The modern chickpea’s ancestor, a wild Middle Eastern plant that likely had tiny, hard seeds, was cultivated by humans around the same time as wheat and barley, and began to evolve as early farmers selected plants whose seeds were larger and more succulent. Archaeologists have even found what appear to be domesticated chickpeas buried beneath Jericho in the West Bank, so deep that they would have been grown even before the inhabitants of one of history’s longest occupied cities began to make pottery.
The humble chickpea has had a somewhat rocky road to its present popularity, however, suggests a new study published last week in Nature that sequences the genomes of more than 3,000 examples, making it one of the largest plant genome sequencing efforts ever completed. “I’m truly excited to see what else will be uncovered from this massive resource,” said Patrick Edger, a professor of horticulture at Michigan State University who was not involved in the study. The researchers now believe that after chickpeas were first domesticated in Turkey’s southeastern Anatolia region, their cultivation may have stagnated for millenniums.
The result was a genetic bottleneck that makes all chickpeas today descendants of a relatively small group from a thousand years ago. What’s more, the modern varieties grown by most farmers are low in genetic diversity, which means that they are at risk of failing under the stress of climate change. By mapping the legume’s genetic makeup in such rich detail, the scientists hope to make it easier for plant breeders — who develop new kinds of crops — to bring diversity back into the chickpea’s genes, giving it a flexible toolkit to survive drought, flooding and diseases.

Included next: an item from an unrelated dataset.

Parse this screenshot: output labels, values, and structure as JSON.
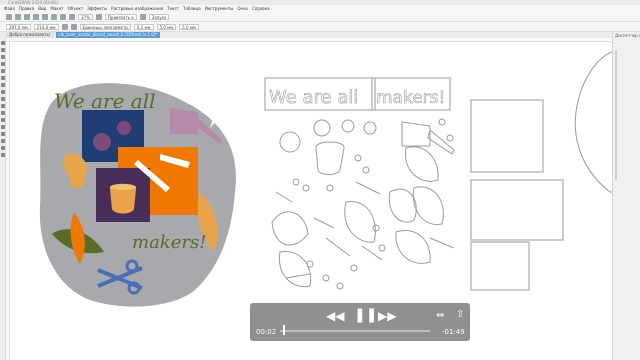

While hummus may have become ubiquitous in American grocery stores only in the past 15 years, chickpeas have long been a staple crop in the developing world, said Rajeev Varshney, a research program director at the International Crops Research Institute for the Semi-Arid Tropics in Hyderabad, India, as well as a professor at Murdoch University in Australia and an author of the new paper.

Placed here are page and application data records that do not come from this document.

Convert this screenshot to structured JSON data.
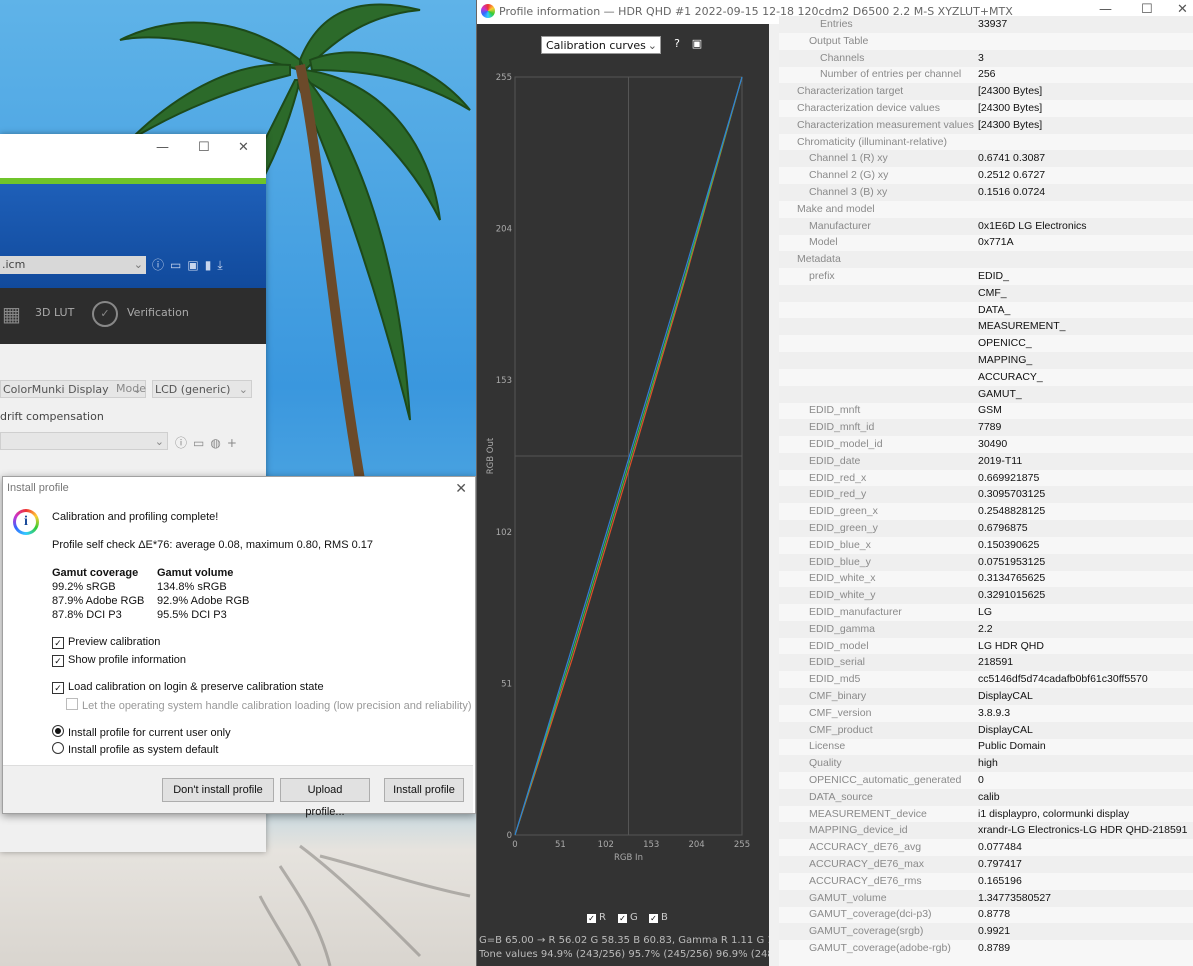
{
  "main_window": {
    "profile_field": ".icm",
    "tabs": [
      "3D LUT",
      "Verification"
    ],
    "instrument": "ColorMunki Display",
    "mode_label": "Mode",
    "mode_value": "LCD (generic)",
    "drift_label": "drift compensation"
  },
  "dialog": {
    "title": "Install profile",
    "heading": "Calibration and profiling complete!",
    "self_check": "Profile self check ΔE*76: average 0.08, maximum 0.80, RMS 0.17",
    "coverage_header": "Gamut coverage",
    "volume_header": "Gamut volume",
    "coverage": [
      "99.2% sRGB",
      "87.9% Adobe RGB",
      "87.8% DCI P3"
    ],
    "volume": [
      "134.8% sRGB",
      "92.9% Adobe RGB",
      "95.5% DCI P3"
    ],
    "preview_calibration": "Preview calibration",
    "show_profile_info": "Show profile information",
    "load_calibration": "Load calibration on login & preserve calibration state",
    "os_handle": "Let the operating system handle calibration loading (low precision and reliability)",
    "install_current_user": "Install profile for current user only",
    "install_system_default": "Install profile as system default",
    "buttons": {
      "dont_install": "Don't install profile",
      "upload": "Upload profile...",
      "install": "Install profile"
    }
  },
  "profile_window": {
    "title": "Profile information — HDR QHD #1 2022-09-15 12-18 120cdm2 D6500 2.2 M-S XYZLUT+MTX",
    "chart_select": "Calibration curves",
    "status_line1": "G=B 65.00 → R 56.02 G 58.35 B 60.83, Gamma R 1.11 G 1.08 B 1.",
    "status_line2": "Tone values 94.9% (243/256) 95.7% (245/256) 96.9% (248/256)",
    "legend": [
      "R",
      "G",
      "B"
    ]
  },
  "chart_data": {
    "type": "line",
    "xlabel": "RGB In",
    "ylabel": "RGB Out",
    "xlim": [
      0,
      255
    ],
    "ylim": [
      0,
      255
    ],
    "x_ticks": [
      0,
      51,
      102,
      153,
      204,
      255
    ],
    "y_ticks": [
      0,
      51,
      102,
      153,
      204,
      255
    ],
    "series": [
      {
        "name": "R",
        "color": "#e0502a",
        "x": [
          0,
          64,
          128,
          192,
          255
        ],
        "y": [
          0,
          59,
          123,
          188,
          255
        ]
      },
      {
        "name": "G",
        "color": "#3cb84a",
        "x": [
          0,
          64,
          128,
          192,
          255
        ],
        "y": [
          0,
          61,
          125,
          189,
          255
        ]
      },
      {
        "name": "B",
        "color": "#2f7fd8",
        "x": [
          0,
          64,
          128,
          192,
          255
        ],
        "y": [
          0,
          63,
          127,
          191,
          255
        ]
      }
    ]
  },
  "tree": [
    {
      "k": "Entries",
      "v": "33937",
      "lvl": 2
    },
    {
      "k": "Output Table",
      "v": "",
      "lvl": 1
    },
    {
      "k": "Channels",
      "v": "3",
      "lvl": 2
    },
    {
      "k": "Number of entries per channel",
      "v": "256",
      "lvl": 2
    },
    {
      "k": "Characterization target",
      "v": "[24300 Bytes]",
      "lvl": 0
    },
    {
      "k": "Characterization device values",
      "v": "[24300 Bytes]",
      "lvl": 0
    },
    {
      "k": "Characterization measurement values",
      "v": "[24300 Bytes]",
      "lvl": 0
    },
    {
      "k": "Chromaticity (illuminant-relative)",
      "v": "",
      "lvl": 0
    },
    {
      "k": "Channel 1 (R) xy",
      "v": "0.6741 0.3087",
      "lvl": 1
    },
    {
      "k": "Channel 2 (G) xy",
      "v": "0.2512 0.6727",
      "lvl": 1
    },
    {
      "k": "Channel 3 (B) xy",
      "v": "0.1516 0.0724",
      "lvl": 1
    },
    {
      "k": "Make and model",
      "v": "",
      "lvl": 0
    },
    {
      "k": "Manufacturer",
      "v": "0x1E6D LG Electronics",
      "lvl": 1
    },
    {
      "k": "Model",
      "v": "0x771A",
      "lvl": 1
    },
    {
      "k": "Metadata",
      "v": "",
      "lvl": 0
    },
    {
      "k": "prefix",
      "v": "EDID_",
      "lvl": 1
    },
    {
      "k": "",
      "v": "CMF_",
      "lvl": 1
    },
    {
      "k": "",
      "v": "DATA_",
      "lvl": 1
    },
    {
      "k": "",
      "v": "MEASUREMENT_",
      "lvl": 1
    },
    {
      "k": "",
      "v": "OPENICC_",
      "lvl": 1
    },
    {
      "k": "",
      "v": "MAPPING_",
      "lvl": 1
    },
    {
      "k": "",
      "v": "ACCURACY_",
      "lvl": 1
    },
    {
      "k": "",
      "v": "GAMUT_",
      "lvl": 1
    },
    {
      "k": "EDID_mnft",
      "v": "GSM",
      "lvl": 1
    },
    {
      "k": "EDID_mnft_id",
      "v": "7789",
      "lvl": 1
    },
    {
      "k": "EDID_model_id",
      "v": "30490",
      "lvl": 1
    },
    {
      "k": "EDID_date",
      "v": "2019-T11",
      "lvl": 1
    },
    {
      "k": "EDID_red_x",
      "v": "0.669921875",
      "lvl": 1
    },
    {
      "k": "EDID_red_y",
      "v": "0.3095703125",
      "lvl": 1
    },
    {
      "k": "EDID_green_x",
      "v": "0.2548828125",
      "lvl": 1
    },
    {
      "k": "EDID_green_y",
      "v": "0.6796875",
      "lvl": 1
    },
    {
      "k": "EDID_blue_x",
      "v": "0.150390625",
      "lvl": 1
    },
    {
      "k": "EDID_blue_y",
      "v": "0.0751953125",
      "lvl": 1
    },
    {
      "k": "EDID_white_x",
      "v": "0.3134765625",
      "lvl": 1
    },
    {
      "k": "EDID_white_y",
      "v": "0.3291015625",
      "lvl": 1
    },
    {
      "k": "EDID_manufacturer",
      "v": "LG",
      "lvl": 1
    },
    {
      "k": "EDID_gamma",
      "v": "2.2",
      "lvl": 1
    },
    {
      "k": "EDID_model",
      "v": "LG HDR QHD",
      "lvl": 1
    },
    {
      "k": "EDID_serial",
      "v": "218591",
      "lvl": 1
    },
    {
      "k": "EDID_md5",
      "v": "cc5146df5d74cadafb0bf61c30ff5570",
      "lvl": 1
    },
    {
      "k": "CMF_binary",
      "v": "DisplayCAL",
      "lvl": 1
    },
    {
      "k": "CMF_version",
      "v": "3.8.9.3",
      "lvl": 1
    },
    {
      "k": "CMF_product",
      "v": "DisplayCAL",
      "lvl": 1
    },
    {
      "k": "License",
      "v": "Public Domain",
      "lvl": 1
    },
    {
      "k": "Quality",
      "v": "high",
      "lvl": 1
    },
    {
      "k": "OPENICC_automatic_generated",
      "v": "0",
      "lvl": 1
    },
    {
      "k": "DATA_source",
      "v": "calib",
      "lvl": 1
    },
    {
      "k": "MEASUREMENT_device",
      "v": "i1 displaypro, colormunki display",
      "lvl": 1
    },
    {
      "k": "MAPPING_device_id",
      "v": "xrandr-LG Electronics-LG HDR QHD-218591",
      "lvl": 1
    },
    {
      "k": "ACCURACY_dE76_avg",
      "v": "0.077484",
      "lvl": 1
    },
    {
      "k": "ACCURACY_dE76_max",
      "v": "0.797417",
      "lvl": 1
    },
    {
      "k": "ACCURACY_dE76_rms",
      "v": "0.165196",
      "lvl": 1
    },
    {
      "k": "GAMUT_volume",
      "v": "1.34773580527",
      "lvl": 1
    },
    {
      "k": "GAMUT_coverage(dci-p3)",
      "v": "0.8778",
      "lvl": 1
    },
    {
      "k": "GAMUT_coverage(srgb)",
      "v": "0.9921",
      "lvl": 1
    },
    {
      "k": "GAMUT_coverage(adobe-rgb)",
      "v": "0.8789",
      "lvl": 1
    }
  ]
}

India is the world’s largest producer of chickpeas, growing more than 10 million metric tons in 2019, as well as one of the largest importers. But chickpeas’ status as a developing world crop has meant that they have not received as much attention from breeders as commodities like corn, Dr. Varshney said. Chickpea farmers grow a handful of varieties that have been improved over the years without, for the most part, the benefit of genetic information that might give breeders more control over what traits the beans will have.
The study also peers into what the chickpea’s genes can tell us about its travels. The bean left the Middle East along independent routes to the Indian subcontinent and the land that borders the Mediterranean. And although patterns in its genes suggest a gradual decline in popularity for thousands of years, the scientists are not sure why that might have been. “Maybe farmers thought, this is not useful,” Dr. Varshney said. That changed about 400 years ago, when, according to the data, humans seem to have rediscovered the wonders of the chickpea, for reasons unclear to the researchers. Next time you dunk pita in hummus, you can be glad they did.
Greenwood is a reporter with NYT©2021
The New York Times